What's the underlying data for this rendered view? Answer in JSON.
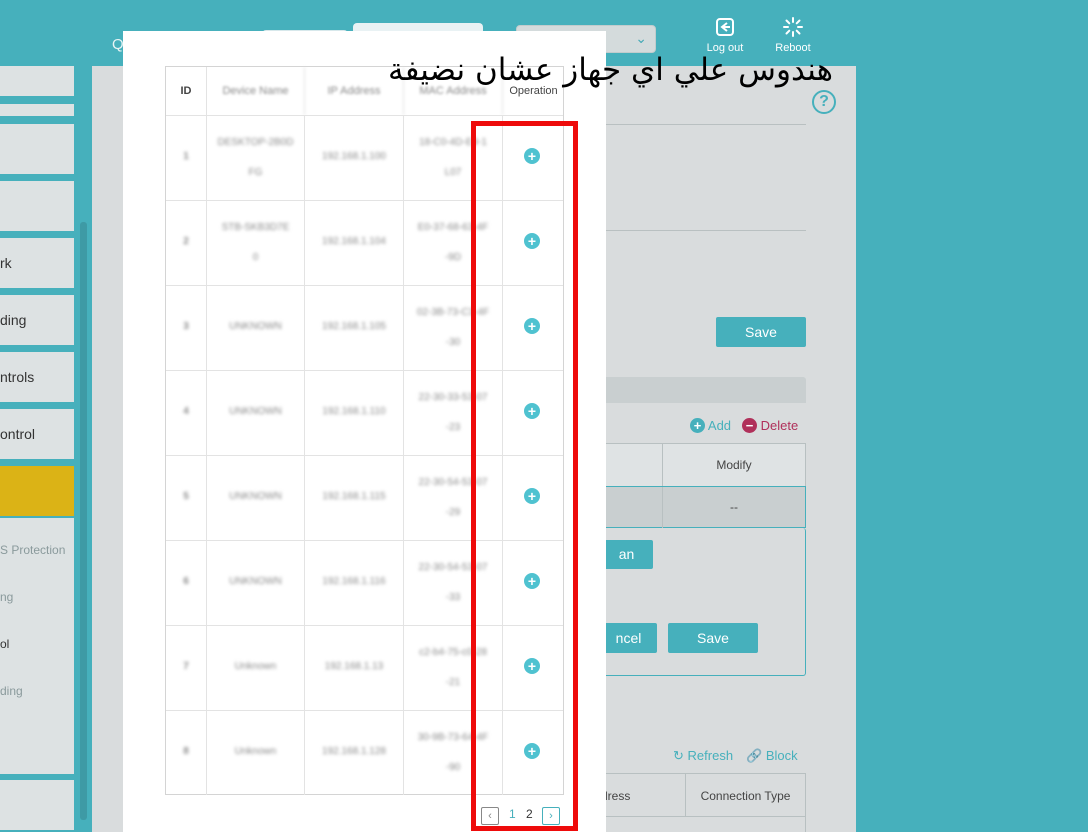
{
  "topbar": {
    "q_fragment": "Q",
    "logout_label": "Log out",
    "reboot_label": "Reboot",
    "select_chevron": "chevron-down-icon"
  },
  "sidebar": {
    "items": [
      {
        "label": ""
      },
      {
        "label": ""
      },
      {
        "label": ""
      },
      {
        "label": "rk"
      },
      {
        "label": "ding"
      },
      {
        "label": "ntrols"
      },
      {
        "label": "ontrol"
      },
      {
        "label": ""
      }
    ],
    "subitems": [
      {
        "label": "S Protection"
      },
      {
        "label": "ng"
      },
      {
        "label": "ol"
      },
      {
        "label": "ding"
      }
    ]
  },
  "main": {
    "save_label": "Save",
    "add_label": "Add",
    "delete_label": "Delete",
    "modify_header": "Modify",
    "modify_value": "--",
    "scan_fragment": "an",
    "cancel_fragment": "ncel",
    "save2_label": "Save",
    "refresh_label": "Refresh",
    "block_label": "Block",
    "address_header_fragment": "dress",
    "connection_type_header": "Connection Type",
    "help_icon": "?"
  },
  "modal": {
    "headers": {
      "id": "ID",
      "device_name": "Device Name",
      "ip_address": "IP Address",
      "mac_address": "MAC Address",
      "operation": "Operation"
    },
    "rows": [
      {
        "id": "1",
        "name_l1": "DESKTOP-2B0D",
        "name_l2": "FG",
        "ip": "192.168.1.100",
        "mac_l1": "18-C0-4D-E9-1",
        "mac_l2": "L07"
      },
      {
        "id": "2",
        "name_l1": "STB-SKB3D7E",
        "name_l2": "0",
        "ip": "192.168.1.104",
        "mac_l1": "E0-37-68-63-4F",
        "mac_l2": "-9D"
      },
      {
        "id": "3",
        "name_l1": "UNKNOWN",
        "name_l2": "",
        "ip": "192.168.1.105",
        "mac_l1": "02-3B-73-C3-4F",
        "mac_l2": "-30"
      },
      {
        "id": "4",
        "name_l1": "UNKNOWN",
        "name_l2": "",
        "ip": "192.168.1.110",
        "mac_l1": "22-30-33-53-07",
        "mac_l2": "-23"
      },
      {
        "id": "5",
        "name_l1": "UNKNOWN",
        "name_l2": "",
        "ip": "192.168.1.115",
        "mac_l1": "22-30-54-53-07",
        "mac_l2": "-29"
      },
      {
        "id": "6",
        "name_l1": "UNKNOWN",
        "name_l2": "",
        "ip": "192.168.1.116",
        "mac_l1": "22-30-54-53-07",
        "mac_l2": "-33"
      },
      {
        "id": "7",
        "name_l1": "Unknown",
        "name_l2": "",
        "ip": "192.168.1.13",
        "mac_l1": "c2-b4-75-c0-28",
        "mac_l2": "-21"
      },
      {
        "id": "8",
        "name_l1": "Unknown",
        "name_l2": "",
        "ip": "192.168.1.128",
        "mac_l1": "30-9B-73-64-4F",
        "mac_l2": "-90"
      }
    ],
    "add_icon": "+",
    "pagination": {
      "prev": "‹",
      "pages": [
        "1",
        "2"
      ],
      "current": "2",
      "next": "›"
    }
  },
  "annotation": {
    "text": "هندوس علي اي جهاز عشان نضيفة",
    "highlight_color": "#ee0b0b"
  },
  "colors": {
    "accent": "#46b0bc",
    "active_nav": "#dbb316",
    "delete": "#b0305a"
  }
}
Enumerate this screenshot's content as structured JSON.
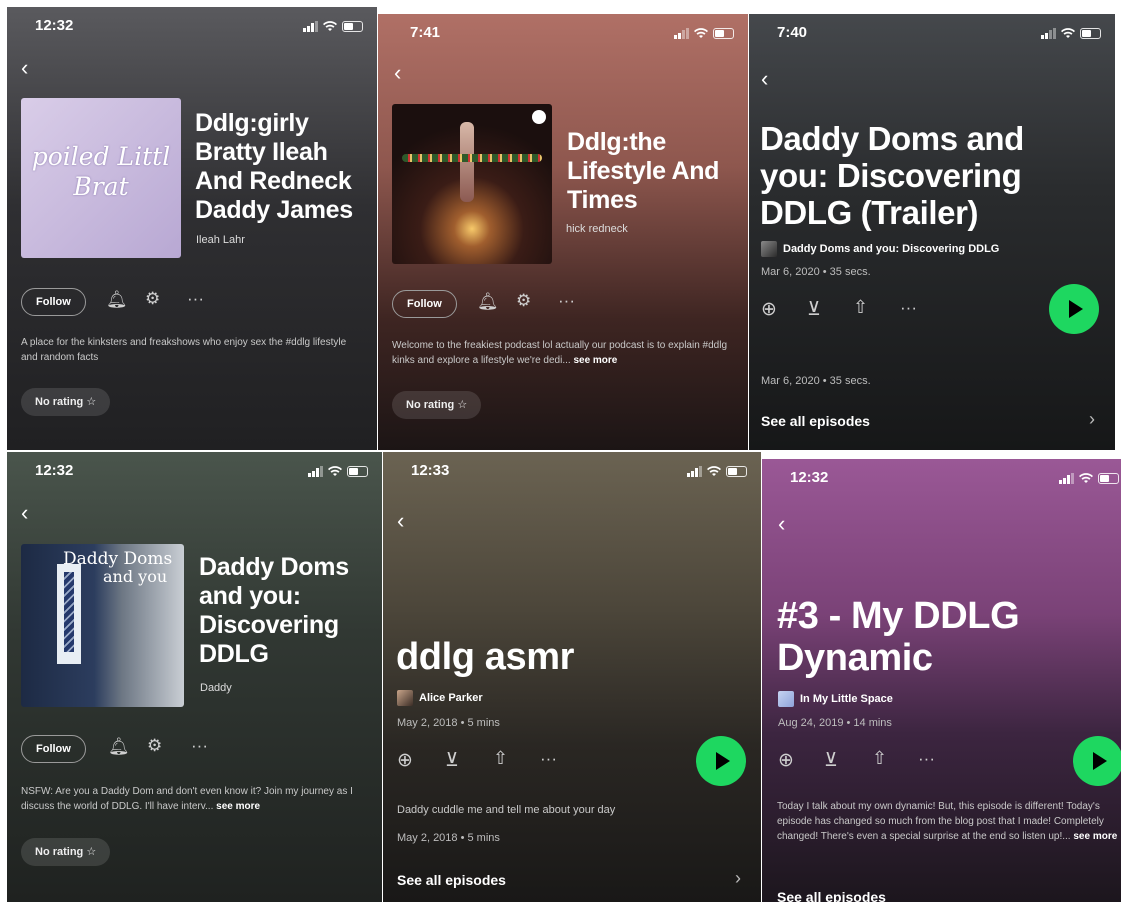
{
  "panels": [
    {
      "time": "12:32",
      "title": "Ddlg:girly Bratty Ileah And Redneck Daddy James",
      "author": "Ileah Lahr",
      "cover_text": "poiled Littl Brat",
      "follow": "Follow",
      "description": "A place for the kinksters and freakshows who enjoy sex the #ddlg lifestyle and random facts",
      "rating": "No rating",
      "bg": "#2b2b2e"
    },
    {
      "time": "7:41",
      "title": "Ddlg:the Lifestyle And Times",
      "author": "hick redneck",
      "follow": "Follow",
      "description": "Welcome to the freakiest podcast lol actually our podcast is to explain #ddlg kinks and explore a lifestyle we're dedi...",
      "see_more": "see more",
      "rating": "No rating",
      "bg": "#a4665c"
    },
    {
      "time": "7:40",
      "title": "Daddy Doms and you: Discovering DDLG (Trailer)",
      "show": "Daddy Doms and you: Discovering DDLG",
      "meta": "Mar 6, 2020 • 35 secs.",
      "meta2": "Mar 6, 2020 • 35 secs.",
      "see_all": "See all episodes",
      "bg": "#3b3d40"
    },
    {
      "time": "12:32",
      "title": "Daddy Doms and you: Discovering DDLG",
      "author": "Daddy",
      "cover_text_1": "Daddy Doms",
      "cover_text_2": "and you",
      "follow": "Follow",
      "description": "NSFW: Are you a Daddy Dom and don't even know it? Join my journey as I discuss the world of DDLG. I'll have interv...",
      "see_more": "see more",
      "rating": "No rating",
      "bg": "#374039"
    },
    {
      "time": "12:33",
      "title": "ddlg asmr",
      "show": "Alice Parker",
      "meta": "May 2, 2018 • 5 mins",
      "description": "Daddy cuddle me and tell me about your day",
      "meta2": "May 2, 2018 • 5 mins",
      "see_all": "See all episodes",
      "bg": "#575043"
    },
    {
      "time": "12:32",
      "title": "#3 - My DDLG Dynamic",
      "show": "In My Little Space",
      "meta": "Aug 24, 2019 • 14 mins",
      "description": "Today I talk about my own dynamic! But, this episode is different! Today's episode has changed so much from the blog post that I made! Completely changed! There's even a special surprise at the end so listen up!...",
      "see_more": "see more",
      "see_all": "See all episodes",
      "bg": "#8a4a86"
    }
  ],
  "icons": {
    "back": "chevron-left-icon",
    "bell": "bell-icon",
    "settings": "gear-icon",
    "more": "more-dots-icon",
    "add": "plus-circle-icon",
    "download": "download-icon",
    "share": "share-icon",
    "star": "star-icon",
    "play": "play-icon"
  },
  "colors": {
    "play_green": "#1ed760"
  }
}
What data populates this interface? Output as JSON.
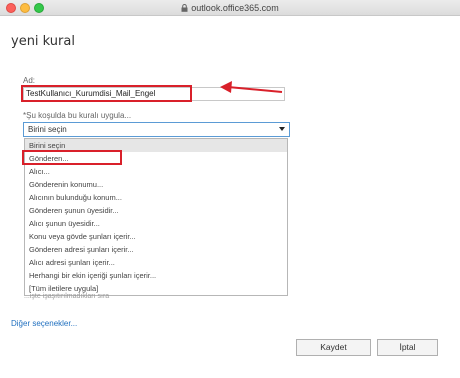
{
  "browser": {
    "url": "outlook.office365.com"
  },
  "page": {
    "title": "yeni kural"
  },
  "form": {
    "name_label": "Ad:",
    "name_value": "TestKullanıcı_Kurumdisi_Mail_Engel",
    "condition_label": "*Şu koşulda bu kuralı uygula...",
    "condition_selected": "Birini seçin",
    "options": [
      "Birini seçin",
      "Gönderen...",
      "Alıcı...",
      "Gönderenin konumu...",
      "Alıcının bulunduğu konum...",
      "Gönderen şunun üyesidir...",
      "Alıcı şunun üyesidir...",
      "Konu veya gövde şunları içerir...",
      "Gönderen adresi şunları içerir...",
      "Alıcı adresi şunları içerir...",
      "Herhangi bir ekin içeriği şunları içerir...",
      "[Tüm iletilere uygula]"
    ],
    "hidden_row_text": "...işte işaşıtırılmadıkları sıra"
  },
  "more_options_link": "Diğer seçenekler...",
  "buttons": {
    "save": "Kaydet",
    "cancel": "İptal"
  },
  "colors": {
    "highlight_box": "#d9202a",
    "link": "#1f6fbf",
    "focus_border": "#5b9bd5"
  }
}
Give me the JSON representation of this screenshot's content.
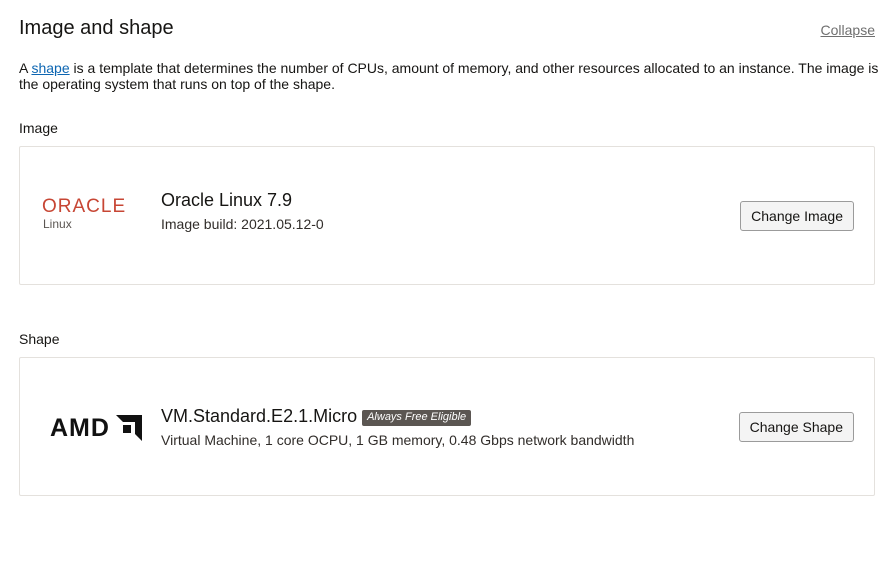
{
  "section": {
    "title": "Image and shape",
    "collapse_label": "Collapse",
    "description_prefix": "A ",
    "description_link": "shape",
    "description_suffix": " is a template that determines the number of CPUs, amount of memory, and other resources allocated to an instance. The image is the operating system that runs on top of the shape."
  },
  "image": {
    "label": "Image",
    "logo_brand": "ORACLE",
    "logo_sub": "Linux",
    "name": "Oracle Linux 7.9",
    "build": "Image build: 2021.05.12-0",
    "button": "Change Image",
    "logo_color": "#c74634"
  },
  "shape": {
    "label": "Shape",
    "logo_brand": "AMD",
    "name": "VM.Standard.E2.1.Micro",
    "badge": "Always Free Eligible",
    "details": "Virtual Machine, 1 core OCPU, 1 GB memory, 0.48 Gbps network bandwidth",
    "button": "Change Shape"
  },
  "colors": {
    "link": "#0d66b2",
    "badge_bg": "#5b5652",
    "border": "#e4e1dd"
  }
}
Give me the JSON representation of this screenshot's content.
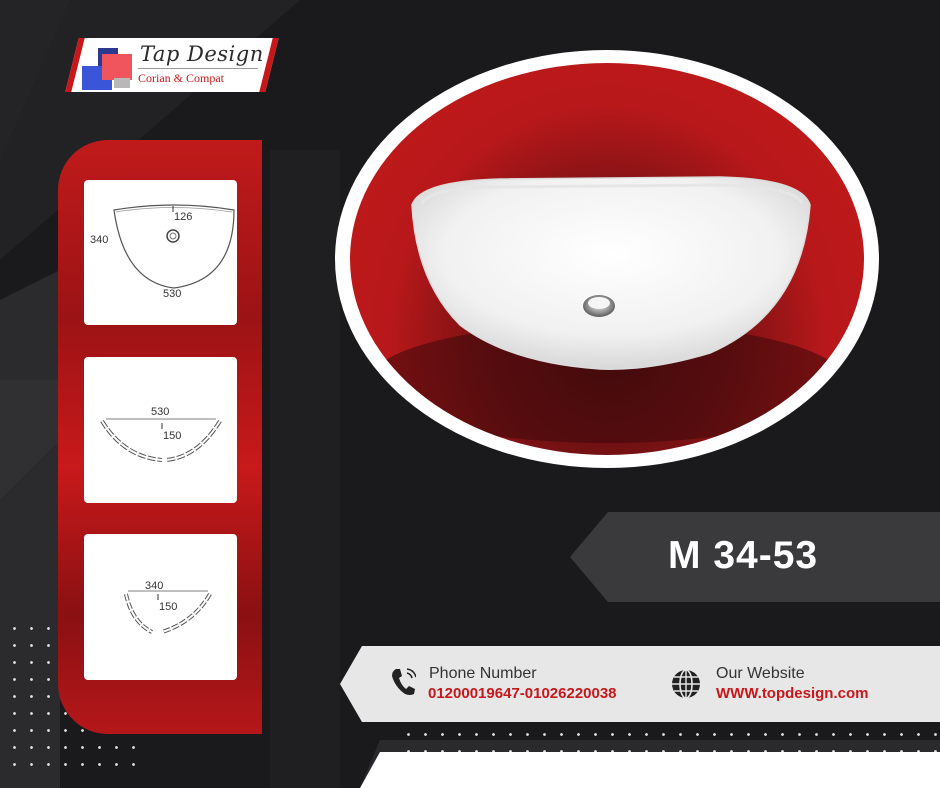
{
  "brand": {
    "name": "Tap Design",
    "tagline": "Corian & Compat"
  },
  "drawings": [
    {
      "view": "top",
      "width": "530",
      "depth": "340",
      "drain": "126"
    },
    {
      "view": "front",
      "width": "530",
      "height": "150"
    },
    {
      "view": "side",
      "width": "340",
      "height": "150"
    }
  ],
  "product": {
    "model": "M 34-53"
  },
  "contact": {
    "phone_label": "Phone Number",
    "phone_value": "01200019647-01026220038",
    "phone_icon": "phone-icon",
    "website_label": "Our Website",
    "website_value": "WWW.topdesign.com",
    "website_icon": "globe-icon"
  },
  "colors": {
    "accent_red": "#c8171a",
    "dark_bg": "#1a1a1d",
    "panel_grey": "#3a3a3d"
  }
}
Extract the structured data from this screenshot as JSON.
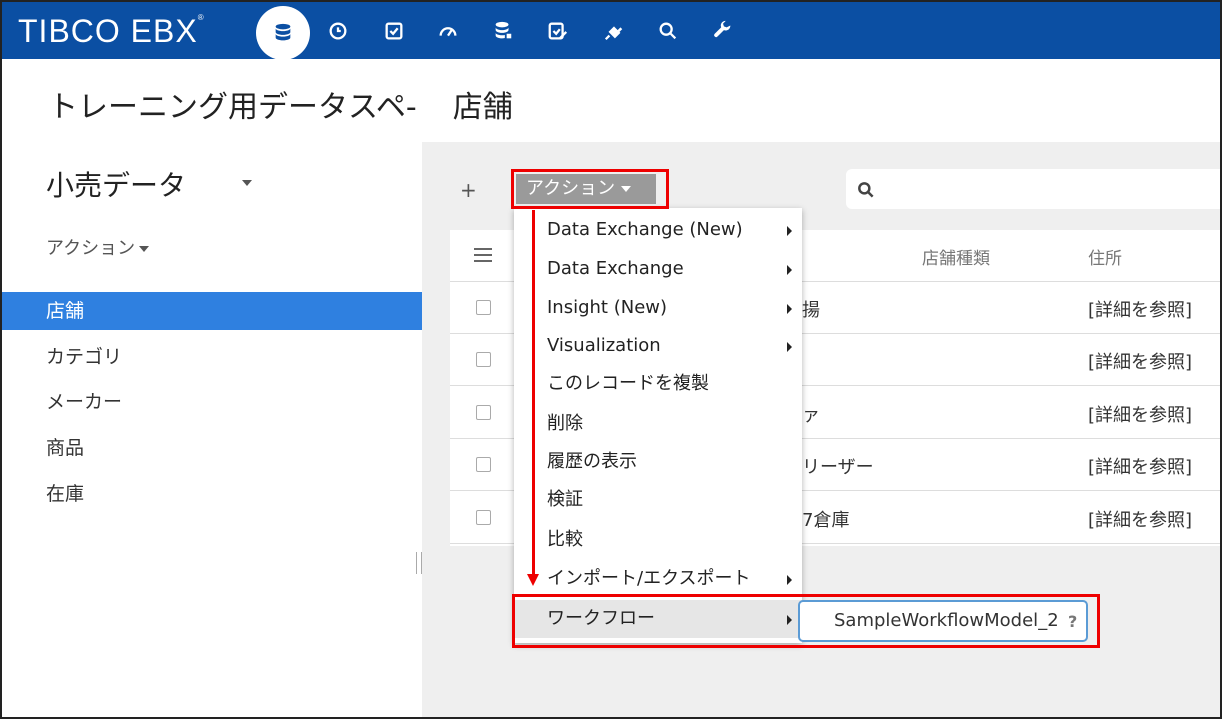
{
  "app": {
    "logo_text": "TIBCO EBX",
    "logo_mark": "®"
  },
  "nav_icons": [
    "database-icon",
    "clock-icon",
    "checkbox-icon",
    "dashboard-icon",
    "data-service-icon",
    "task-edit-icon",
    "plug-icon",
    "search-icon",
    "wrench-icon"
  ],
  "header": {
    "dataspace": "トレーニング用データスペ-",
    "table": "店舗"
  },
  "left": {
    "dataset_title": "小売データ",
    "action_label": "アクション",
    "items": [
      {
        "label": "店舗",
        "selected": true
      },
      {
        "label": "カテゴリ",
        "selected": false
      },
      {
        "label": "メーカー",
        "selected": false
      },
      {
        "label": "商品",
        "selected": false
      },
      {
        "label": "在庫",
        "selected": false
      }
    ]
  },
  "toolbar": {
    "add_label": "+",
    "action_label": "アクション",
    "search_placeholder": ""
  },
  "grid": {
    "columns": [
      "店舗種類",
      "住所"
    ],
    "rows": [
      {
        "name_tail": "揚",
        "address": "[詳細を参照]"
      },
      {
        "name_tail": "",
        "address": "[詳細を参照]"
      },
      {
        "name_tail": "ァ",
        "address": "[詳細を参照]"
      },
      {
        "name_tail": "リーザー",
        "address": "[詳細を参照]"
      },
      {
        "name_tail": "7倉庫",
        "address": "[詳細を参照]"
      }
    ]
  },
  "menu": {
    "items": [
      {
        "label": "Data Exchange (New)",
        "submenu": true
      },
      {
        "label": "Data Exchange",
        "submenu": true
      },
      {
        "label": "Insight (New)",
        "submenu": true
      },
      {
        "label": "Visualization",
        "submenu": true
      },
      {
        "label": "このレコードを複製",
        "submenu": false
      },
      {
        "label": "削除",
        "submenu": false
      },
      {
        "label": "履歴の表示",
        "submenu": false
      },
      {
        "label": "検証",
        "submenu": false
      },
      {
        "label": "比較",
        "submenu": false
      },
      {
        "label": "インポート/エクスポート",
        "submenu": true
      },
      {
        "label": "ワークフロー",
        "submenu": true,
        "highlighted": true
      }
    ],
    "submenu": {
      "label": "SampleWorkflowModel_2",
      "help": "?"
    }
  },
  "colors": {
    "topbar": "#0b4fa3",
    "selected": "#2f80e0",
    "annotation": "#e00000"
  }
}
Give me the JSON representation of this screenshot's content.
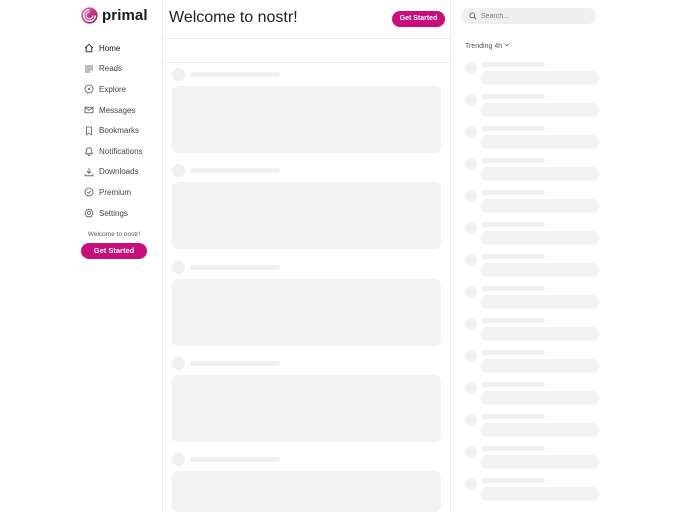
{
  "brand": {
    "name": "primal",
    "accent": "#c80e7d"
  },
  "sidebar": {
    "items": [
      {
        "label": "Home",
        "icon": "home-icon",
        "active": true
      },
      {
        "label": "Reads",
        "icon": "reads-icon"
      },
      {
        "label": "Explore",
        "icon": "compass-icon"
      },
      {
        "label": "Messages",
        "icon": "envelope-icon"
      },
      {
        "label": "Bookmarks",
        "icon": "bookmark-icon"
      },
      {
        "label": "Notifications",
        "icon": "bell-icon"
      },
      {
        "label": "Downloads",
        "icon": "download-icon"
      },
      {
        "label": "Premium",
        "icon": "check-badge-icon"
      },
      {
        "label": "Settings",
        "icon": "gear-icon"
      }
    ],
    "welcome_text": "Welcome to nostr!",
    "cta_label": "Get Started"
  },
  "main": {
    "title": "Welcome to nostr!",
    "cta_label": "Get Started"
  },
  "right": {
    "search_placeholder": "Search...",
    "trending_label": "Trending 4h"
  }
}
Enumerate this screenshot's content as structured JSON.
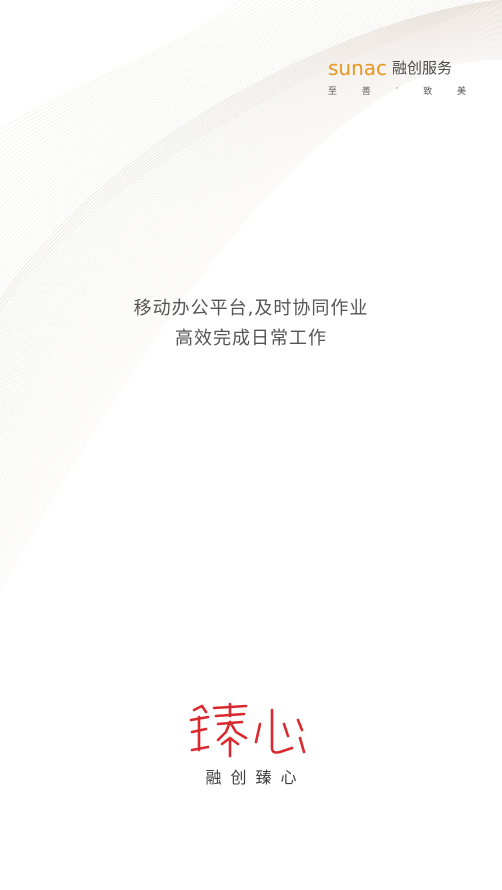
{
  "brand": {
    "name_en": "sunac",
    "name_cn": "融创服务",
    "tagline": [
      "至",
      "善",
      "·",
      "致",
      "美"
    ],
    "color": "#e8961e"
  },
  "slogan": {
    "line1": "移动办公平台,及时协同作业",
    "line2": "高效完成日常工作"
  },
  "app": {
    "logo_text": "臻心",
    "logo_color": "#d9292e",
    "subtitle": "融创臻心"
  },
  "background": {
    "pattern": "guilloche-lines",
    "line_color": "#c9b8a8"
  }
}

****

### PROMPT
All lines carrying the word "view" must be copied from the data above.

### RESPONSE BOX
What's the underlying data for this rendered view? Answer in JSON.
      "view": "top",
      "view": "front",
      "view": "side",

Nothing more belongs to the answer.